RECORDS:
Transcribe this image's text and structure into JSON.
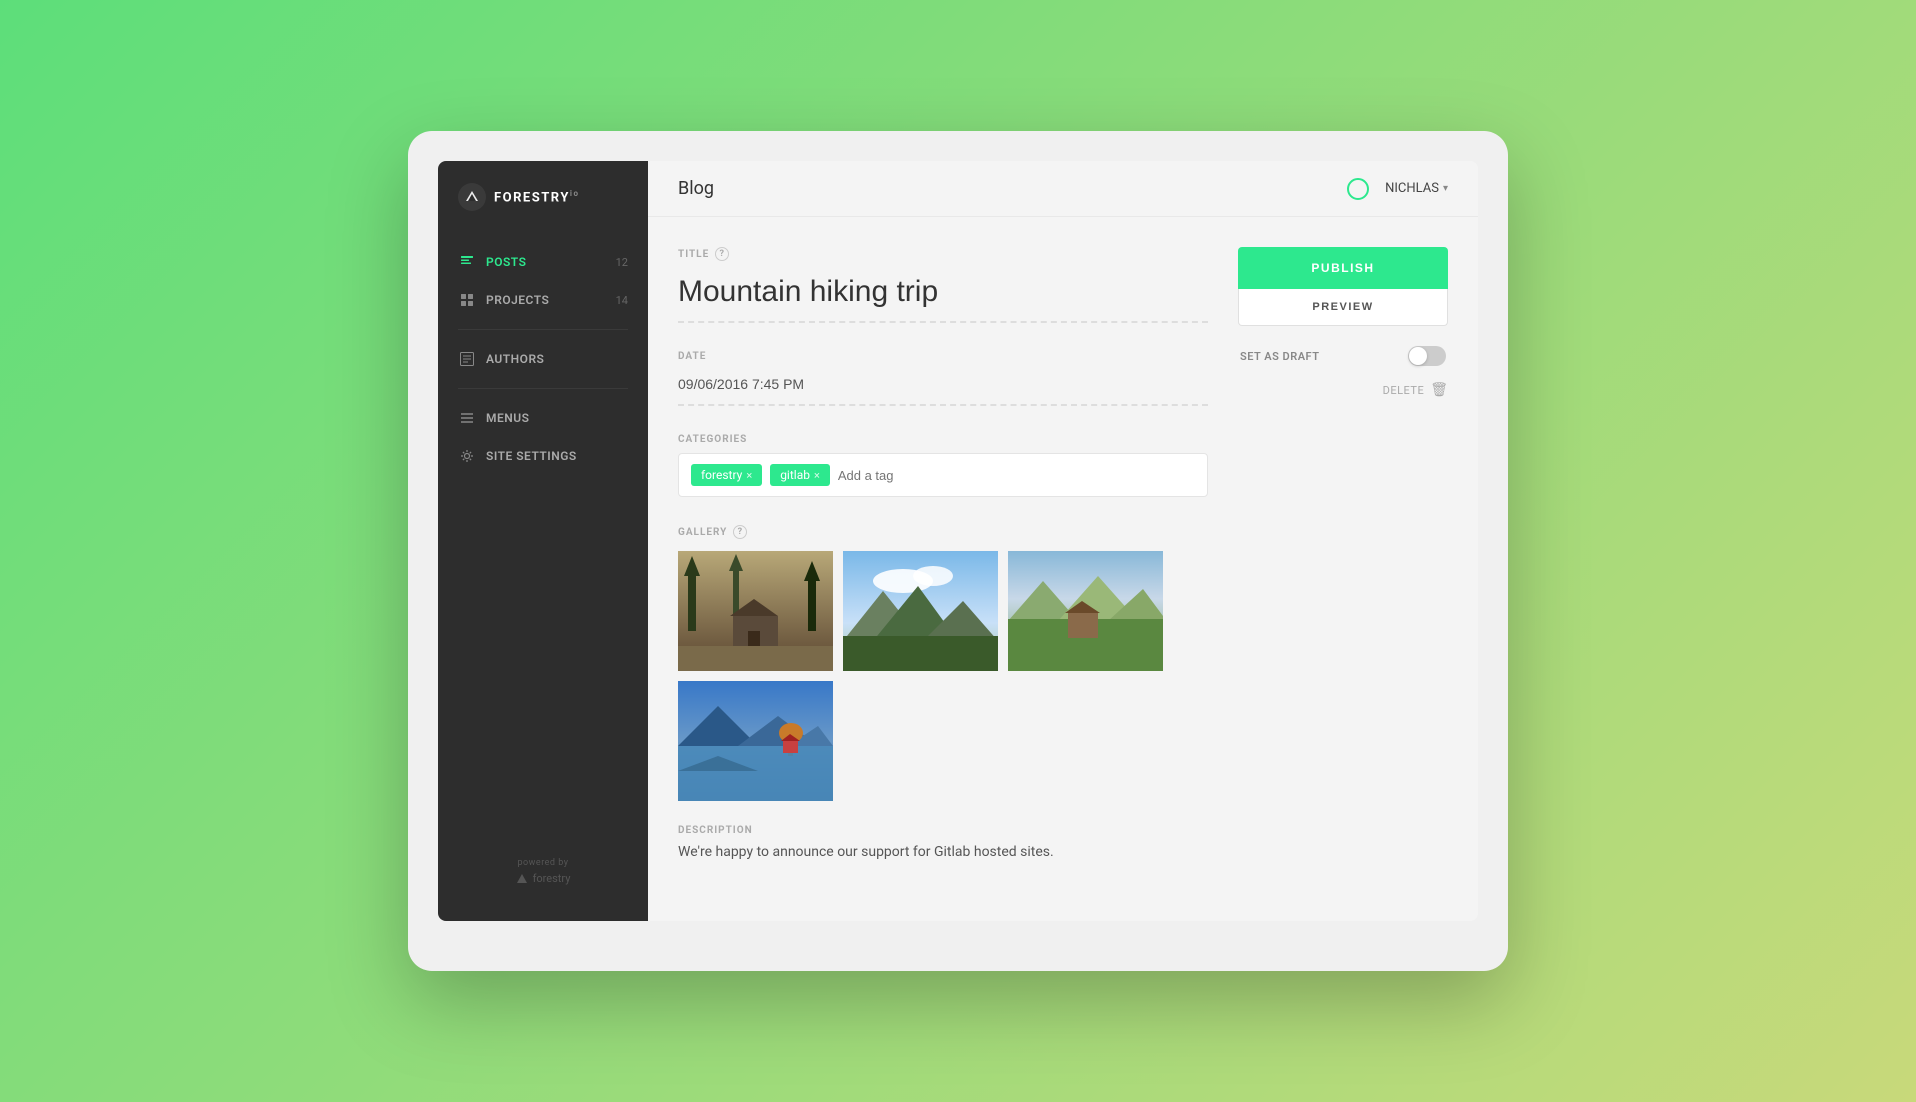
{
  "app": {
    "logo_text": "FORESTRY",
    "logo_version": "io"
  },
  "sidebar": {
    "items": [
      {
        "id": "posts",
        "label": "POSTS",
        "count": "12",
        "active": true
      },
      {
        "id": "projects",
        "label": "PROJECTS",
        "count": "14",
        "active": false
      },
      {
        "id": "authors",
        "label": "AUTHORS",
        "count": "",
        "active": false
      },
      {
        "id": "menus",
        "label": "MENUS",
        "count": "",
        "active": false
      },
      {
        "id": "site-settings",
        "label": "SITE SETTINGS",
        "count": "",
        "active": false
      }
    ],
    "footer": {
      "powered_by": "powered by",
      "footer_logo": "forestry"
    }
  },
  "topbar": {
    "title": "Blog",
    "user": "NICHLAS"
  },
  "form": {
    "title_label": "TITLE",
    "title_value": "Mountain hiking trip",
    "date_label": "DATE",
    "date_value": "09/06/2016 7:45 PM",
    "categories_label": "CATEGORIES",
    "tags": [
      "forestry",
      "gitlab"
    ],
    "tag_placeholder": "Add a tag",
    "gallery_label": "GALLERY",
    "description_label": "DESCRIPTION",
    "description_text": "We're happy to announce our support for Gitlab hosted sites."
  },
  "actions": {
    "publish_label": "PUBLISH",
    "preview_label": "PREVIEW",
    "draft_label": "SET AS DRAFT",
    "delete_label": "DELETE"
  },
  "colors": {
    "accent": "#2de88e",
    "sidebar_bg": "#2d2d2d",
    "active_nav": "#2de88e"
  }
}
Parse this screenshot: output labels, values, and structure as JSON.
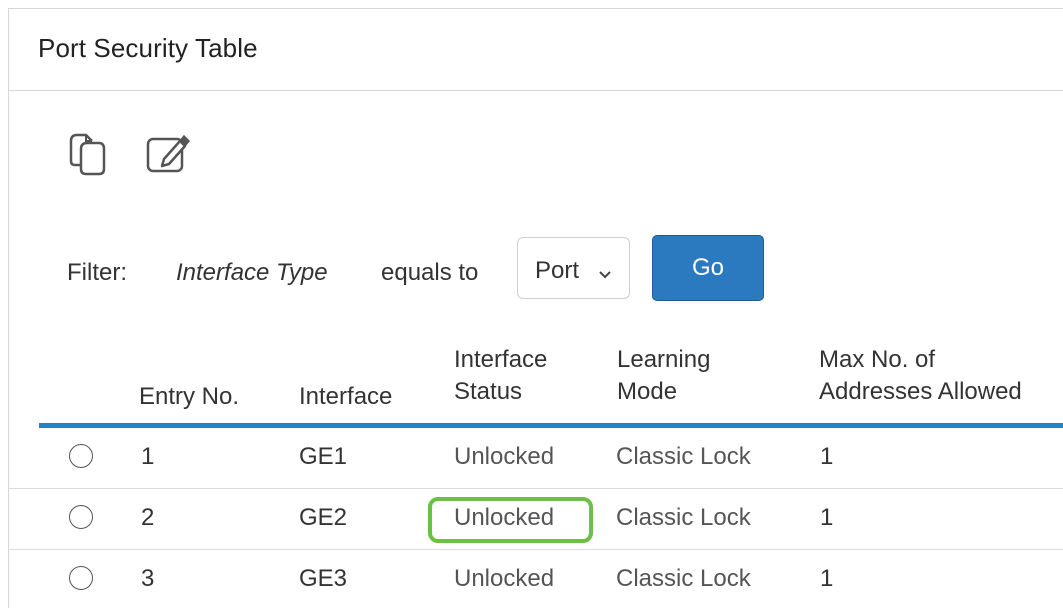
{
  "panel": {
    "title": "Port Security Table"
  },
  "toolbar": {
    "copy_icon": "copy-icon",
    "edit_icon": "edit-icon"
  },
  "filter": {
    "label": "Filter:",
    "field": "Interface Type",
    "operator": "equals to",
    "selected": "Port",
    "go_label": "Go"
  },
  "table": {
    "columns": {
      "entry_no": "Entry No.",
      "interface": "Interface",
      "status_line1": "Interface",
      "status_line2": "Status",
      "learning_line1": "Learning",
      "learning_line2": "Mode",
      "max_line1": "Max No. of",
      "max_line2": "Addresses Allowed"
    },
    "rows": [
      {
        "entry": "1",
        "interface": "GE1",
        "status": "Unlocked",
        "mode": "Classic Lock",
        "max": "1"
      },
      {
        "entry": "2",
        "interface": "GE2",
        "status": "Unlocked",
        "mode": "Classic Lock",
        "max": "1",
        "highlighted": true
      },
      {
        "entry": "3",
        "interface": "GE3",
        "status": "Unlocked",
        "mode": "Classic Lock",
        "max": "1"
      }
    ]
  },
  "colors": {
    "accent": "#1f84c8",
    "button": "#2b79bf",
    "highlight": "#6bc045"
  }
}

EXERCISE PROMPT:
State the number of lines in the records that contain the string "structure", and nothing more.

PROBLEM SOLUTION:
2